SOURCE INFORMATION Start Marker

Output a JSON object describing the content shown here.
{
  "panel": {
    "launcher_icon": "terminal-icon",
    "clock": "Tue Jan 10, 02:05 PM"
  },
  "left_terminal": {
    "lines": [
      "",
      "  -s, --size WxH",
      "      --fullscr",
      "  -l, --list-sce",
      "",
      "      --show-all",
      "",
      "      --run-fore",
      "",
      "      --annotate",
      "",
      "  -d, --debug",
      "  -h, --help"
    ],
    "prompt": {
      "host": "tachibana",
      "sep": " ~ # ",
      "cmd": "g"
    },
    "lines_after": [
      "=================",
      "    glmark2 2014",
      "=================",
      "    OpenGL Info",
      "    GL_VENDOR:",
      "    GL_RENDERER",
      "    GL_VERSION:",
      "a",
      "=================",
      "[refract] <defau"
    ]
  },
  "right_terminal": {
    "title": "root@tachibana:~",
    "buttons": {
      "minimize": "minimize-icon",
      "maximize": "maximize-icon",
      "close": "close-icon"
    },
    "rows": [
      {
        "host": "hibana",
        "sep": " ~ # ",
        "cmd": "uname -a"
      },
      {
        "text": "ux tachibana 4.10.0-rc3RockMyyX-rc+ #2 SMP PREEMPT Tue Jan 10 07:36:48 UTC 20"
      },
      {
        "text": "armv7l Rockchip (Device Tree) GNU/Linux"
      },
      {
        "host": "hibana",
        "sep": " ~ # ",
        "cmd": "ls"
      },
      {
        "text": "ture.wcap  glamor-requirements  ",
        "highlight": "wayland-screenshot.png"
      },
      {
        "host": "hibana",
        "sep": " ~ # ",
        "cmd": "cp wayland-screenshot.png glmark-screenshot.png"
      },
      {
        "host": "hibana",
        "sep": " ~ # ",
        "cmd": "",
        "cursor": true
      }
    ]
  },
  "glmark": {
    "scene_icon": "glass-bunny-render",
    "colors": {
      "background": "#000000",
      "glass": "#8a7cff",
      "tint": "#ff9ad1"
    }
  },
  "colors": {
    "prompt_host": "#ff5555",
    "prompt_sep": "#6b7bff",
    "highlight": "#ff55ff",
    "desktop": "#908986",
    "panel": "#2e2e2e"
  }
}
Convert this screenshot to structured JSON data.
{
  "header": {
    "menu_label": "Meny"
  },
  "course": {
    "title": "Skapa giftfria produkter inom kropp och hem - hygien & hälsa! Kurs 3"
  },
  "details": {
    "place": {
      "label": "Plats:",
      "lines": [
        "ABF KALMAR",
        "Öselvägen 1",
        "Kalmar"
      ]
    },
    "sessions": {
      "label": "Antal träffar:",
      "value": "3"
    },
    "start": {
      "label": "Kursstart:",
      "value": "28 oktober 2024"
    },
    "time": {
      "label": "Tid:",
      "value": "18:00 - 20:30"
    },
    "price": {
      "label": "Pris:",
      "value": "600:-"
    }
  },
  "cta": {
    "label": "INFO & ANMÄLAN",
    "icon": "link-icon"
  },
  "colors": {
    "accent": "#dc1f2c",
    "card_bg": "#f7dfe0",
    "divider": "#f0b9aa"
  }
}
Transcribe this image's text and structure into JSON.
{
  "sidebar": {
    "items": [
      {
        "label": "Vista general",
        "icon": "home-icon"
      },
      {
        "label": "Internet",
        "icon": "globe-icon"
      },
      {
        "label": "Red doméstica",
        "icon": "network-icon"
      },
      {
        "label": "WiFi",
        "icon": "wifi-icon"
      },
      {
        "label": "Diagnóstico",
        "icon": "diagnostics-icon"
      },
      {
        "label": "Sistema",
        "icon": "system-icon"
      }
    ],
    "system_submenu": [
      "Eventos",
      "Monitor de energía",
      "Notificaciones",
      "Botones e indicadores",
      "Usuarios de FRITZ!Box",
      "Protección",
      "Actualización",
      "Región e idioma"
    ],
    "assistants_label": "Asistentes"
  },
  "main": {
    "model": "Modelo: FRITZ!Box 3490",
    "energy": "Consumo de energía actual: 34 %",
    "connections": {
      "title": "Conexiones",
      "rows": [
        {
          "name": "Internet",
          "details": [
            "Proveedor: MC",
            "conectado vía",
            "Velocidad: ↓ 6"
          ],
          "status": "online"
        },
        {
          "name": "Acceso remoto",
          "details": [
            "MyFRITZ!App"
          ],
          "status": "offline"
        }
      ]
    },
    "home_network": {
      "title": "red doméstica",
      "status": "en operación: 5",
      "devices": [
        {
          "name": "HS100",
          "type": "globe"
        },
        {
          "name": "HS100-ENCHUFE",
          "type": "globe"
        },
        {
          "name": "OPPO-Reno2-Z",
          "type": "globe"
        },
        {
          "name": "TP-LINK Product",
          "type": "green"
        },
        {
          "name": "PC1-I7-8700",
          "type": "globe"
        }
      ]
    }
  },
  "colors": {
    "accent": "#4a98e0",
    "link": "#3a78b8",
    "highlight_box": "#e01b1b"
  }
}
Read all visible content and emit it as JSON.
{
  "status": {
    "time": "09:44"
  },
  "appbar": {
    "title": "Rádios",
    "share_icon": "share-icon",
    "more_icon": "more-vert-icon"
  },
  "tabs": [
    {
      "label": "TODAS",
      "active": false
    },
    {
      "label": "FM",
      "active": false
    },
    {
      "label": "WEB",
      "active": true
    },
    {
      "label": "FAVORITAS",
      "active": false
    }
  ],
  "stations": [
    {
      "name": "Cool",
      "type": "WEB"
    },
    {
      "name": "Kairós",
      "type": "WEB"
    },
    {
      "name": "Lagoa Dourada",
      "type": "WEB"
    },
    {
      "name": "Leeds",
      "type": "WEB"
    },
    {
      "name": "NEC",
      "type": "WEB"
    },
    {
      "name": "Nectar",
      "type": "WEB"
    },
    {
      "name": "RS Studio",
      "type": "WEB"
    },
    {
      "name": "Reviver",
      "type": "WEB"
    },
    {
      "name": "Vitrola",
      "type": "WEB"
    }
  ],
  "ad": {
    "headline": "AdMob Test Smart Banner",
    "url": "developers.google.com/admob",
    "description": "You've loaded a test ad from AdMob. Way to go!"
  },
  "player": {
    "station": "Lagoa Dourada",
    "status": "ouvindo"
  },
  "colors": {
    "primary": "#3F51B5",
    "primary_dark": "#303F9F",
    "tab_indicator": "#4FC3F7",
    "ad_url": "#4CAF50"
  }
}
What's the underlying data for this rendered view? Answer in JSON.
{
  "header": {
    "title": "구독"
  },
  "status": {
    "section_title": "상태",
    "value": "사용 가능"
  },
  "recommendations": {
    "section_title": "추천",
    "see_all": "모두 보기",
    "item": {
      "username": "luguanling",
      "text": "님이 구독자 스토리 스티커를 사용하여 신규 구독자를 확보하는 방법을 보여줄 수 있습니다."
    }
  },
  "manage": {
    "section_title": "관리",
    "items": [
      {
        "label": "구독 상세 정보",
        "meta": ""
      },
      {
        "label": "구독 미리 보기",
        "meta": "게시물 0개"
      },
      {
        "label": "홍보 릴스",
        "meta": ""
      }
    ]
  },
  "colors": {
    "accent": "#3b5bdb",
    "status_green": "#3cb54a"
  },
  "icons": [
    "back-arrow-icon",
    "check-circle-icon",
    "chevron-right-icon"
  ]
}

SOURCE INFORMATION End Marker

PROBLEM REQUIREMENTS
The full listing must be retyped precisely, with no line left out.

SOLUTION FOR THIS TASK
Output a JSON object describing the content shown here.
{
  "panel": {
    "launcher_icon": "terminal-icon",
    "clock": "Tue Jan 10, 02:05 PM"
  },
  "left_terminal": {
    "lines": [
      "",
      "  -s, --size WxH",
      "      --fullscr",
      "  -l, --list-sce",
      "",
      "      --show-all",
      "",
      "      --run-fore",
      "",
      "      --annotate",
      "",
      "  -d, --debug",
      "  -h, --help"
    ],
    "prompt": {
      "host": "tachibana",
      "sep": " ~ # ",
      "cmd": "g"
    },
    "lines_after": [
      "=================",
      "    glmark2 2014",
      "=================",
      "    OpenGL Info",
      "    GL_VENDOR:",
      "    GL_RENDERER",
      "    GL_VERSION:",
      "a",
      "=================",
      "[refract] <defau"
    ]
  },
  "right_terminal": {
    "title": "root@tachibana:~",
    "buttons": {
      "minimize": "minimize-icon",
      "maximize": "maximize-icon",
      "close": "close-icon"
    },
    "rows": [
      {
        "host": "hibana",
        "sep": " ~ # ",
        "cmd": "uname -a"
      },
      {
        "text": "ux tachibana 4.10.0-rc3RockMyyX-rc+ #2 SMP PREEMPT Tue Jan 10 07:36:48 UTC 20"
      },
      {
        "text": "armv7l Rockchip (Device Tree) GNU/Linux"
      },
      {
        "host": "hibana",
        "sep": " ~ # ",
        "cmd": "ls"
      },
      {
        "text": "ture.wcap  glamor-requirements  ",
        "highlight": "wayland-screenshot.png"
      },
      {
        "host": "hibana",
        "sep": " ~ # ",
        "cmd": "cp wayland-screenshot.png glmark-screenshot.png"
      },
      {
        "host": "hibana",
        "sep": " ~ # ",
        "cmd": "",
        "cursor": true
      }
    ]
  },
  "glmark": {
    "scene_icon": "glass-bunny-render",
    "colors": {
      "background": "#000000",
      "glass": "#8a7cff",
      "tint": "#ff9ad1"
    }
  },
  "colors": {
    "prompt_host": "#ff5555",
    "prompt_sep": "#6b7bff",
    "highlight": "#ff55ff",
    "desktop": "#908986",
    "panel": "#2e2e2e"
  }
}
Convert this screenshot to structured JSON data.
{
  "header": {
    "menu_label": "Meny"
  },
  "course": {
    "title": "Skapa giftfria produkter inom kropp och hem - hygien & hälsa! Kurs 3"
  },
  "details": {
    "place": {
      "label": "Plats:",
      "lines": [
        "ABF KALMAR",
        "Öselvägen 1",
        "Kalmar"
      ]
    },
    "sessions": {
      "label": "Antal träffar:",
      "value": "3"
    },
    "start": {
      "label": "Kursstart:",
      "value": "28 oktober 2024"
    },
    "time": {
      "label": "Tid:",
      "value": "18:00 - 20:30"
    },
    "price": {
      "label": "Pris:",
      "value": "600:-"
    }
  },
  "cta": {
    "label": "INFO & ANMÄLAN",
    "icon": "link-icon"
  },
  "colors": {
    "accent": "#dc1f2c",
    "card_bg": "#f7dfe0",
    "divider": "#f0b9aa"
  }
}
Transcribe this image's text and structure into JSON.
{
  "sidebar": {
    "items": [
      {
        "label": "Vista general",
        "icon": "home-icon"
      },
      {
        "label": "Internet",
        "icon": "globe-icon"
      },
      {
        "label": "Red doméstica",
        "icon": "network-icon"
      },
      {
        "label": "WiFi",
        "icon": "wifi-icon"
      },
      {
        "label": "Diagnóstico",
        "icon": "diagnostics-icon"
      },
      {
        "label": "Sistema",
        "icon": "system-icon"
      }
    ],
    "system_submenu": [
      "Eventos",
      "Monitor de energía",
      "Notificaciones",
      "Botones e indicadores",
      "Usuarios de FRITZ!Box",
      "Protección",
      "Actualización",
      "Región e idioma"
    ],
    "assistants_label": "Asistentes"
  },
  "main": {
    "model": "Modelo: FRITZ!Box 3490",
    "energy": "Consumo de energía actual: 34 %",
    "connections": {
      "title": "Conexiones",
      "rows": [
        {
          "name": "Internet",
          "details": [
            "Proveedor: MC",
            "conectado vía",
            "Velocidad: ↓ 6"
          ],
          "status": "online"
        },
        {
          "name": "Acceso remoto",
          "details": [
            "MyFRITZ!App"
          ],
          "status": "offline"
        }
      ]
    },
    "home_network": {
      "title": "red doméstica",
      "status": "en operación: 5",
      "devices": [
        {
          "name": "HS100",
          "type": "globe"
        },
        {
          "name": "HS100-ENCHUFE",
          "type": "globe"
        },
        {
          "name": "OPPO-Reno2-Z",
          "type": "globe"
        },
        {
          "name": "TP-LINK Product",
          "type": "green"
        },
        {
          "name": "PC1-I7-8700",
          "type": "globe"
        }
      ]
    }
  },
  "colors": {
    "accent": "#4a98e0",
    "link": "#3a78b8",
    "highlight_box": "#e01b1b"
  }
}
Read all visible content and emit it as JSON.
{
  "status": {
    "time": "09:44"
  },
  "appbar": {
    "title": "Rádios",
    "share_icon": "share-icon",
    "more_icon": "more-vert-icon"
  },
  "tabs": [
    {
      "label": "TODAS",
      "active": false
    },
    {
      "label": "FM",
      "active": false
    },
    {
      "label": "WEB",
      "active": true
    },
    {
      "label": "FAVORITAS",
      "active": false
    }
  ],
  "stations": [
    {
      "name": "Cool",
      "type": "WEB"
    },
    {
      "name": "Kairós",
      "type": "WEB"
    },
    {
      "name": "Lagoa Dourada",
      "type": "WEB"
    },
    {
      "name": "Leeds",
      "type": "WEB"
    },
    {
      "name": "NEC",
      "type": "WEB"
    },
    {
      "name": "Nectar",
      "type": "WEB"
    },
    {
      "name": "RS Studio",
      "type": "WEB"
    },
    {
      "name": "Reviver",
      "type": "WEB"
    },
    {
      "name": "Vitrola",
      "type": "WEB"
    }
  ],
  "ad": {
    "headline": "AdMob Test Smart Banner",
    "url": "developers.google.com/admob",
    "description": "You've loaded a test ad from AdMob. Way to go!"
  },
  "player": {
    "station": "Lagoa Dourada",
    "status": "ouvindo"
  },
  "colors": {
    "primary": "#3F51B5",
    "primary_dark": "#303F9F",
    "tab_indicator": "#4FC3F7",
    "ad_url": "#4CAF50"
  }
}
What's the underlying data for this rendered view? Answer in JSON.
{
  "header": {
    "title": "구독"
  },
  "status": {
    "section_title": "상태",
    "value": "사용 가능"
  },
  "recommendations": {
    "section_title": "추천",
    "see_all": "모두 보기",
    "item": {
      "username": "luguanling",
      "text": "님이 구독자 스토리 스티커를 사용하여 신규 구독자를 확보하는 방법을 보여줄 수 있습니다."
    }
  },
  "manage": {
    "section_title": "관리",
    "items": [
      {
        "label": "구독 상세 정보",
        "meta": ""
      },
      {
        "label": "구독 미리 보기",
        "meta": "게시물 0개"
      },
      {
        "label": "홍보 릴스",
        "meta": ""
      }
    ]
  },
  "colors": {
    "accent": "#3b5bdb",
    "status_green": "#3cb54a"
  },
  "icons": [
    "back-arrow-icon",
    "check-circle-icon",
    "chevron-right-icon"
  ]
}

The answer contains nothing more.